▸ **Problem statement**
Print the whole listing below exactly, skipping every picture.

▸ **Input data**
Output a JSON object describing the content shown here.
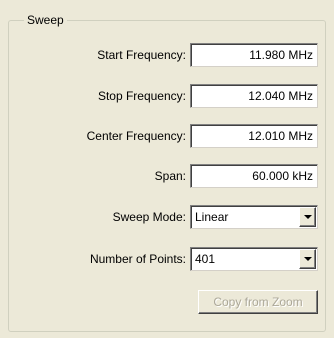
{
  "group": {
    "title": "Sweep"
  },
  "fields": {
    "start_frequency": {
      "label": "Start Frequency:",
      "value": "11.980 MHz"
    },
    "stop_frequency": {
      "label": "Stop Frequency:",
      "value": "12.040 MHz"
    },
    "center_frequency": {
      "label": "Center Frequency:",
      "value": "12.010 MHz"
    },
    "span": {
      "label": "Span:",
      "value": "60.000 kHz"
    },
    "sweep_mode": {
      "label": "Sweep Mode:",
      "value": "Linear"
    },
    "number_of_points": {
      "label": "Number of Points:",
      "value": "401"
    }
  },
  "actions": {
    "copy_from_zoom": {
      "label": "Copy from Zoom",
      "enabled": false
    }
  },
  "icons": {
    "dropdown": "chevron-down-icon"
  },
  "colors": {
    "panel_background": "#ece9d8",
    "disabled_text": "#aca899"
  }
}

▸ **Exercise result**
Output a JSON object describing the content shown here.
{
  "group": {
    "title": "Sweep"
  },
  "fields": {
    "start_frequency": {
      "label": "Start Frequency:",
      "value": "11.980 MHz"
    },
    "stop_frequency": {
      "label": "Stop Frequency:",
      "value": "12.040 MHz"
    },
    "center_frequency": {
      "label": "Center Frequency:",
      "value": "12.010 MHz"
    },
    "span": {
      "label": "Span:",
      "value": "60.000 kHz"
    },
    "sweep_mode": {
      "label": "Sweep Mode:",
      "value": "Linear"
    },
    "number_of_points": {
      "label": "Number of Points:",
      "value": "401"
    }
  },
  "actions": {
    "copy_from_zoom": {
      "label": "Copy from Zoom",
      "enabled": false
    }
  },
  "icons": {
    "dropdown": "chevron-down-icon"
  },
  "colors": {
    "panel_background": "#ece9d8",
    "disabled_text": "#aca899"
  }
}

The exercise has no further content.